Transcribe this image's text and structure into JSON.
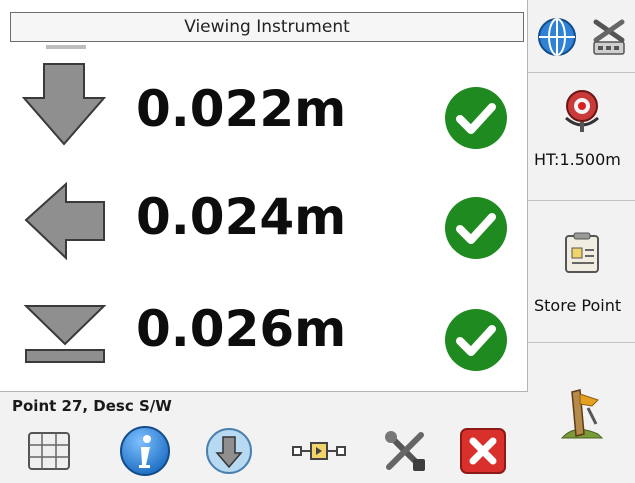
{
  "header": {
    "title": "Viewing Instrument"
  },
  "measurements": [
    {
      "value": "0.022m",
      "direction": "down-arrow-icon",
      "status": "ok"
    },
    {
      "value": "0.024m",
      "direction": "left-arrow-icon",
      "status": "ok"
    },
    {
      "value": "0.026m",
      "direction": "elevation-triangle-icon",
      "status": "ok"
    }
  ],
  "status": {
    "text": "Point 27, Desc S/W"
  },
  "side": {
    "height_label": "HT:1.500m",
    "store_label": "Store Point"
  },
  "colors": {
    "check_green": "#1f8a1f",
    "arrow_gray": "#8f8f8f",
    "close_red": "#d9302c",
    "info_blue": "#1f6fc4"
  }
}
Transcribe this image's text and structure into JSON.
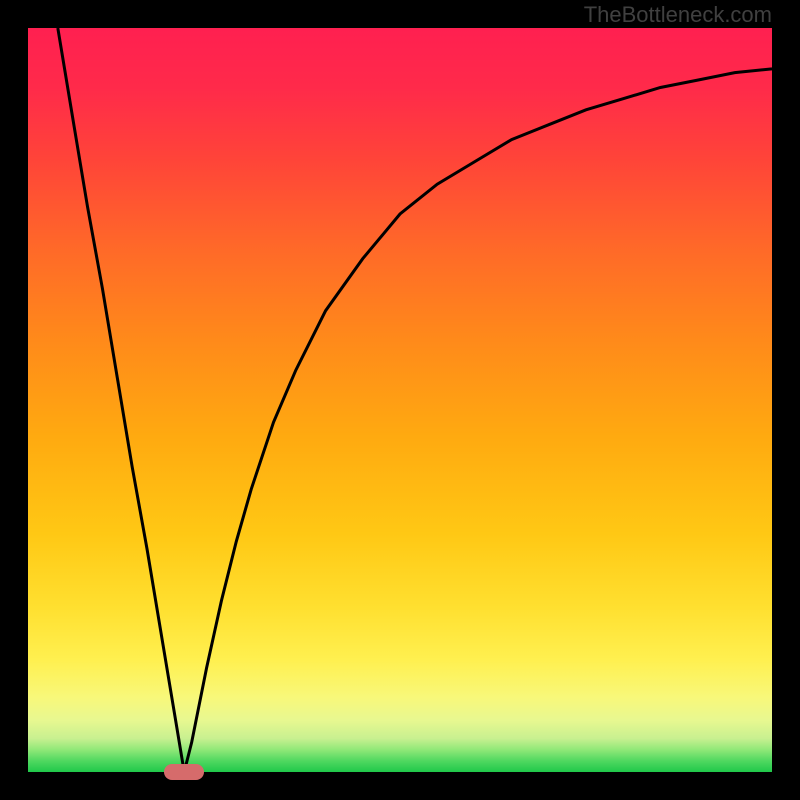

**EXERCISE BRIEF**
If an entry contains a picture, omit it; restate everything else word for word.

**TASK RESULT**
Transcribe this image's text and structure into JSON.
{
  "header": {
    "title": "Viewing Instrument"
  },
  "measurements": [
    {
      "value": "0.022m",
      "direction": "down-arrow-icon",
      "status": "ok"
    },
    {
      "value": "0.024m",
      "direction": "left-arrow-icon",
      "status": "ok"
    },
    {
      "value": "0.026m",
      "direction": "elevation-triangle-icon",
      "status": "ok"
    }
  ],
  "status": {
    "text": "Point 27, Desc S/W"
  },
  "side": {
    "height_label": "HT:1.500m",
    "store_label": "Store Point"
  },
  "colors": {
    "check_green": "#1f8a1f",
    "arrow_gray": "#8f8f8f",
    "close_red": "#d9302c",
    "info_blue": "#1f6fc4"
  }
}
Transcribe this image's text and structure into JSON.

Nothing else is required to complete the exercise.